One option is for health authorities to set up sites like drive-in clinics or tents for the public to access the vaccines, along with administering them at places like hospitals and long-term care facilities.
A second model is for vaccines to be distributed at pharmacies like London Drugs and Shoppers Drug Mart, and also at clinics where people can set up appointments to get immunized.
“Think about a flu shot,” he said. “You can get a flu shot pretty much anywhere, which makes it a lot easier to administer compared to, let’s say, all of us having to go to a couple of specific locations only to get shots. That could cause lots of bottlenecks.”
Another major challenge that remains, even assuming that a steady supply of vaccines is available, is distribution to isolated communities. The Pfizer vaccine needs to be kept at -70 C.

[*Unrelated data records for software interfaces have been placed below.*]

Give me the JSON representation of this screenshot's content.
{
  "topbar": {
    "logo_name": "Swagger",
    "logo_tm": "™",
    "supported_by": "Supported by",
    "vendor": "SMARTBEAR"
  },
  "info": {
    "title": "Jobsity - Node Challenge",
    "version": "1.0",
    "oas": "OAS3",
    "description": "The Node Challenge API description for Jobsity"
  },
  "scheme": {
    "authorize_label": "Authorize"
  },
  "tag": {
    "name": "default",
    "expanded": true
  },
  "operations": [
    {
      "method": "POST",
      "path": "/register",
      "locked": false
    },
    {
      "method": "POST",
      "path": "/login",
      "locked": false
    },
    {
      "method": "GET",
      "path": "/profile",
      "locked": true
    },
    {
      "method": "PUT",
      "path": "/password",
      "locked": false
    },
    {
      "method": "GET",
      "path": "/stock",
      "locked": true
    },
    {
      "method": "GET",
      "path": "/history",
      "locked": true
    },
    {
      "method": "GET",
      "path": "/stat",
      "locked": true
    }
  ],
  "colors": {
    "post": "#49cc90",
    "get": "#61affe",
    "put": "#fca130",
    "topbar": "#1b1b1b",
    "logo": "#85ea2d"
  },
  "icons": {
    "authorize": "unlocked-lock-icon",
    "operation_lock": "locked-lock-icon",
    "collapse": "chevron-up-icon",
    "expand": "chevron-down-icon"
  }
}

“The vaccine needs to go in the refrigerator into residential care homes, in different communities. And that’s a major, major challenge,” said Nagarajan.
“My expectation is that many of these challenges will be reconciled in urban centres... places with high density. It's going to be a bigger challenge when we get to the more remote communities.”
One way to increase the rate of immunization that researchers are looking at is by reducing the Moderna vaccine regimen requirement from two doses to one. Doing so would free up more doses to deliver to more people.
Earlier this week, Dr. Henry said she is waiting for guidance from Health Canada and the National Advisory Committee on Immunization on whether this tactic will be considered in the long run.
“Both of these vaccines [Pfizer and Moderna] have very high effectiveness within two weeks of the first dose: upwards of 80% [immunity]... [but] we don’t know how long that immunity lasts,” said Henry.
“Right now, however, it is a two-dose program and we made the decision… that for December and January, all of our doses of both Pfizer and Moderna will be going to protect people with their first dose, because we can do that and protect almost twice as many people as if we started giving the second dose in the short time frame that is in the product monograph.”
The minimum recommended period for people to receive the second dose of each vaccine is between 21 and 28 days, but Henry says there is no outside limit to when it can be administered.
Based on the current expectations of how many vaccines are slated to arrive in BC in the next few weeks, the second doses of the Pfizer vaccine will start to be administered in February.
As the new year approaches, bringing with it the beginning of the end of the COVID-19 pandemic, there is still much we don’t know for sure about when we can finally put physical distancing measures in the rearview mirror.
But Nagarajan says he has faith in the provincial government to keep us updated on the vaccine rollout program whenever more information is available to them.
“One thing we know is this: if they know, they will tell us.”